Exercise goal: If a line below contains "true", add it to your tally, then answer with the tally alone.

[Web page and app entries]
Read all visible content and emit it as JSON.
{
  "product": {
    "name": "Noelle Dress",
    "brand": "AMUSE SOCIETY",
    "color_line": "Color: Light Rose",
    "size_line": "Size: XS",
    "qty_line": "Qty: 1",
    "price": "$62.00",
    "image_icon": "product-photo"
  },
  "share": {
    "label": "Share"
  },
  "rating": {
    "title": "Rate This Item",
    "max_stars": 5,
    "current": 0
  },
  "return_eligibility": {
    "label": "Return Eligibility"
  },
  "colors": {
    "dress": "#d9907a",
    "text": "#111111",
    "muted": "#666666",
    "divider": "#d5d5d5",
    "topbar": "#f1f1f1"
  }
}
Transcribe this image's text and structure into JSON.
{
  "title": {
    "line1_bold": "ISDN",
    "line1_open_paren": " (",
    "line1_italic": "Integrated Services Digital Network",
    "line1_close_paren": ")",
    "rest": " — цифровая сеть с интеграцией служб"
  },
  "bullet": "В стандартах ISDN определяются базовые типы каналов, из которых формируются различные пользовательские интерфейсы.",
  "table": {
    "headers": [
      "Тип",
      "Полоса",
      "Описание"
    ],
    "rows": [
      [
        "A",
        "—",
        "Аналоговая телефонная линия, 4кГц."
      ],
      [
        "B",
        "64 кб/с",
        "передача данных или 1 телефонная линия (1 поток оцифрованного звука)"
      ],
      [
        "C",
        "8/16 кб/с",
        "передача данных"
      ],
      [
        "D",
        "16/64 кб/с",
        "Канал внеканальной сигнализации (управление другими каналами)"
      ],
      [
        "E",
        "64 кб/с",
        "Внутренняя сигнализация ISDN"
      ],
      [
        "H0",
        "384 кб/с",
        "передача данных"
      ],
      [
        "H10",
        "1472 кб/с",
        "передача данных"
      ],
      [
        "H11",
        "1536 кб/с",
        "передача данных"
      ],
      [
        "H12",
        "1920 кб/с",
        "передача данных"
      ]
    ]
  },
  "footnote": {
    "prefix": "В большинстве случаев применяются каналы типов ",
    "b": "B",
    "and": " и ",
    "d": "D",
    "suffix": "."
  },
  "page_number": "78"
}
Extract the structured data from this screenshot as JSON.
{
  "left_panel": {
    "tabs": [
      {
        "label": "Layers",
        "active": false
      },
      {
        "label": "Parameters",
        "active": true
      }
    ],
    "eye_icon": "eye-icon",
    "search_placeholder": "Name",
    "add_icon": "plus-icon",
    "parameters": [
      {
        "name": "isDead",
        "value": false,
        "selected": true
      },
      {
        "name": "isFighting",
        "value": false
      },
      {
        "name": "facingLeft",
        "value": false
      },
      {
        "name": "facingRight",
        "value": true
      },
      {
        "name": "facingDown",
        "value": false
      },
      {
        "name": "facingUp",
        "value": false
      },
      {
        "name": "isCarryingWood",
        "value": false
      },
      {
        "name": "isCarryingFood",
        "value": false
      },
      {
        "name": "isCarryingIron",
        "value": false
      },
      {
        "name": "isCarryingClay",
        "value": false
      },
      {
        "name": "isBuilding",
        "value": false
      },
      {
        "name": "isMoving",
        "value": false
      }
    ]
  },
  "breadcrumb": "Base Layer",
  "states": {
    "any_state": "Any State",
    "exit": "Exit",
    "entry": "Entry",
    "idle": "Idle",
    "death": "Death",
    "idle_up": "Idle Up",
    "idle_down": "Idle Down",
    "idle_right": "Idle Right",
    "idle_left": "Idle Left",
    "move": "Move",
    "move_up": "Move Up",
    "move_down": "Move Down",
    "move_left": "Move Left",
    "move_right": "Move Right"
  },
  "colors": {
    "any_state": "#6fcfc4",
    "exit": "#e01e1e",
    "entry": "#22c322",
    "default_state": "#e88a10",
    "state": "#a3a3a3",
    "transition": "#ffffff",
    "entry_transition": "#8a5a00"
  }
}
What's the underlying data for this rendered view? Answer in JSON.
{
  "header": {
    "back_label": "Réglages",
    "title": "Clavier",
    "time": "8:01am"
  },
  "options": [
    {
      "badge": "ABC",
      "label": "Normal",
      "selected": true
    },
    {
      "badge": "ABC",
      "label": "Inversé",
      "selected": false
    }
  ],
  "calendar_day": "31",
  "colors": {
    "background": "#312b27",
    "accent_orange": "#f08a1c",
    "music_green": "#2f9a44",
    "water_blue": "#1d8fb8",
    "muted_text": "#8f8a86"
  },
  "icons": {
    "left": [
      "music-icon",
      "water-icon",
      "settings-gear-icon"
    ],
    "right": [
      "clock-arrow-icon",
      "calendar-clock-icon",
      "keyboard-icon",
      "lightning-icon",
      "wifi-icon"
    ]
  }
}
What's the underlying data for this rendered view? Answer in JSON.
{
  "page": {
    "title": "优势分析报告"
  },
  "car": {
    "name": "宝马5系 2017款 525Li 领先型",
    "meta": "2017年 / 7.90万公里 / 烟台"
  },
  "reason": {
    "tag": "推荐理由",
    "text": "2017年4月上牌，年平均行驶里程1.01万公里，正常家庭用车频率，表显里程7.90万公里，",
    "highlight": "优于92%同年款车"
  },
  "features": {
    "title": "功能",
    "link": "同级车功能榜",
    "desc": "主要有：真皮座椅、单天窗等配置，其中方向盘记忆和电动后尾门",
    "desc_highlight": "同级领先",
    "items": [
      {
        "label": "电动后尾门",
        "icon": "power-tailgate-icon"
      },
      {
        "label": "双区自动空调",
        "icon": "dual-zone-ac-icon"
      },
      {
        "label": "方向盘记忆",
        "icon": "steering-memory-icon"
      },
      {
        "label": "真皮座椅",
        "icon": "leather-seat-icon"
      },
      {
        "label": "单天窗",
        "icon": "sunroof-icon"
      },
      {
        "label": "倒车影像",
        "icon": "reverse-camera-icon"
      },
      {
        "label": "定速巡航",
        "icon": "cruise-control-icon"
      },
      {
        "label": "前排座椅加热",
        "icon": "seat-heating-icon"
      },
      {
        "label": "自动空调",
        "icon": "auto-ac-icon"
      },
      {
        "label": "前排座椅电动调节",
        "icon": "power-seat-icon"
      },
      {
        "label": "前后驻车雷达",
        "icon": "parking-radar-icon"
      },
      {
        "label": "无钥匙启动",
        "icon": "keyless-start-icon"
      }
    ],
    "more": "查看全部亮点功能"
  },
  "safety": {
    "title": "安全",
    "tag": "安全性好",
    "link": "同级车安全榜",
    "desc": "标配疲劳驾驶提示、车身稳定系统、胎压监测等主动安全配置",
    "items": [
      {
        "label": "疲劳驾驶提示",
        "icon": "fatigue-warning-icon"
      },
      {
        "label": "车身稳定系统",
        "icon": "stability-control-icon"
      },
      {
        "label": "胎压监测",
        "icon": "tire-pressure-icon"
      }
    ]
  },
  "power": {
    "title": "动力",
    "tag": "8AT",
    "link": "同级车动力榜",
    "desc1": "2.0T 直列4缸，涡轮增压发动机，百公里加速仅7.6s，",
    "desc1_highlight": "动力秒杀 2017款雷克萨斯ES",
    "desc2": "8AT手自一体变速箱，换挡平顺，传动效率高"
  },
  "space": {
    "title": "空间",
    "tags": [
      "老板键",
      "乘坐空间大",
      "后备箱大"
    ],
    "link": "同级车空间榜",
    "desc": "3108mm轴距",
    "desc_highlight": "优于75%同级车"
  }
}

Your solution: 4